--- RECORDS Enclosed Below ---
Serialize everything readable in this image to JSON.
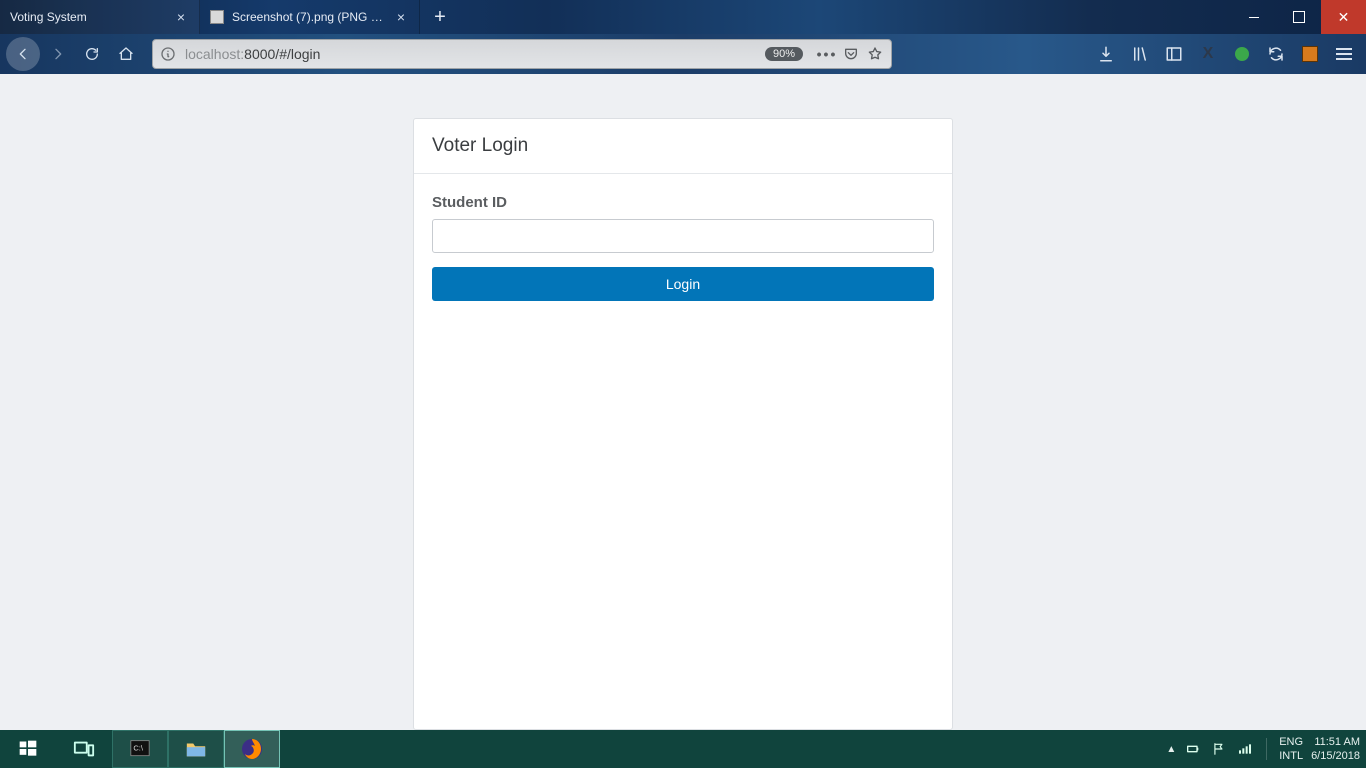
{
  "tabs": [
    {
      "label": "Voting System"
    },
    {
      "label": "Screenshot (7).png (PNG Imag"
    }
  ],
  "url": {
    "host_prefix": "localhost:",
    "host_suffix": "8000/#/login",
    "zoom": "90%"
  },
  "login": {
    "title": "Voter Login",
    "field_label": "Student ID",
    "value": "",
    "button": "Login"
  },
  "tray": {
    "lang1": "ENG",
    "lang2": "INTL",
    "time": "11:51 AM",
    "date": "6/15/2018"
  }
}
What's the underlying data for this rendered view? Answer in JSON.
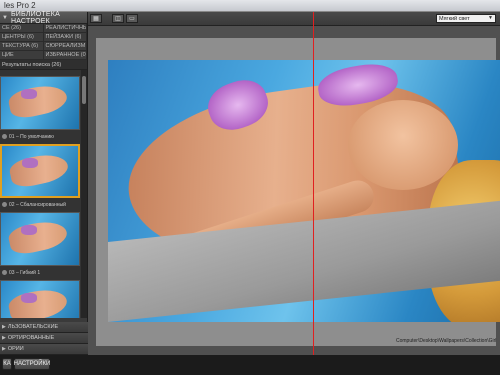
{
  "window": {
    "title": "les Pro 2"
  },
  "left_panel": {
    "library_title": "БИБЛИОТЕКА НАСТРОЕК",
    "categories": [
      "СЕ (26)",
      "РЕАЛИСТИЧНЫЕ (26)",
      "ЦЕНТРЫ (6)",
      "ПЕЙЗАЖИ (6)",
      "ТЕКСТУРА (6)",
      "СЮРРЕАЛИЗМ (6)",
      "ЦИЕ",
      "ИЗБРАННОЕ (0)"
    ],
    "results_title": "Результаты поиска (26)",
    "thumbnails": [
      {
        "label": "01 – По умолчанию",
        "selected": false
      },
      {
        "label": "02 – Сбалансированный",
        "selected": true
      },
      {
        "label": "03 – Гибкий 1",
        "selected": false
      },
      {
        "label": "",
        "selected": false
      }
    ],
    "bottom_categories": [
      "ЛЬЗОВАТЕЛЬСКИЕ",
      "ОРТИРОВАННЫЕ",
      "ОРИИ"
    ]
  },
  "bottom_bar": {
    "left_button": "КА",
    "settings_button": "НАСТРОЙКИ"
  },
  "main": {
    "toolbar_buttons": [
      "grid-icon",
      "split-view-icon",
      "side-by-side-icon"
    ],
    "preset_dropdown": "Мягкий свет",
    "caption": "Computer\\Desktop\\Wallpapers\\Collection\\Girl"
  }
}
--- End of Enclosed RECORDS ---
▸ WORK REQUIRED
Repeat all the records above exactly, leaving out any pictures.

▸ REPLY TO THE TASK
Serialize everything readable in this image to JSON.
{
  "tabs": [
    {
      "label": "Voting System"
    },
    {
      "label": "Screenshot (7).png (PNG Imag"
    }
  ],
  "url": {
    "host_prefix": "localhost:",
    "host_suffix": "8000/#/login",
    "zoom": "90%"
  },
  "login": {
    "title": "Voter Login",
    "field_label": "Student ID",
    "value": "",
    "button": "Login"
  },
  "tray": {
    "lang1": "ENG",
    "lang2": "INTL",
    "time": "11:51 AM",
    "date": "6/15/2018"
  }
}
What's the underlying data for this rendered view? Answer in JSON.
{
  "window": {
    "title": "les Pro 2"
  },
  "left_panel": {
    "library_title": "БИБЛИОТЕКА НАСТРОЕК",
    "categories": [
      "СЕ (26)",
      "РЕАЛИСТИЧНЫЕ (26)",
      "ЦЕНТРЫ (6)",
      "ПЕЙЗАЖИ (6)",
      "ТЕКСТУРА (6)",
      "СЮРРЕАЛИЗМ (6)",
      "ЦИЕ",
      "ИЗБРАННОЕ (0)"
    ],
    "results_title": "Результаты поиска (26)",
    "thumbnails": [
      {
        "label": "01 – По умолчанию",
        "selected": false
      },
      {
        "label": "02 – Сбалансированный",
        "selected": true
      },
      {
        "label": "03 – Гибкий 1",
        "selected": false
      },
      {
        "label": "",
        "selected": false
      }
    ],
    "bottom_categories": [
      "ЛЬЗОВАТЕЛЬСКИЕ",
      "ОРТИРОВАННЫЕ",
      "ОРИИ"
    ]
  },
  "bottom_bar": {
    "left_button": "КА",
    "settings_button": "НАСТРОЙКИ"
  },
  "main": {
    "toolbar_buttons": [
      "grid-icon",
      "split-view-icon",
      "side-by-side-icon"
    ],
    "preset_dropdown": "Мягкий свет",
    "caption": "Computer\\Desktop\\Wallpapers\\Collection\\Girl"
  }
}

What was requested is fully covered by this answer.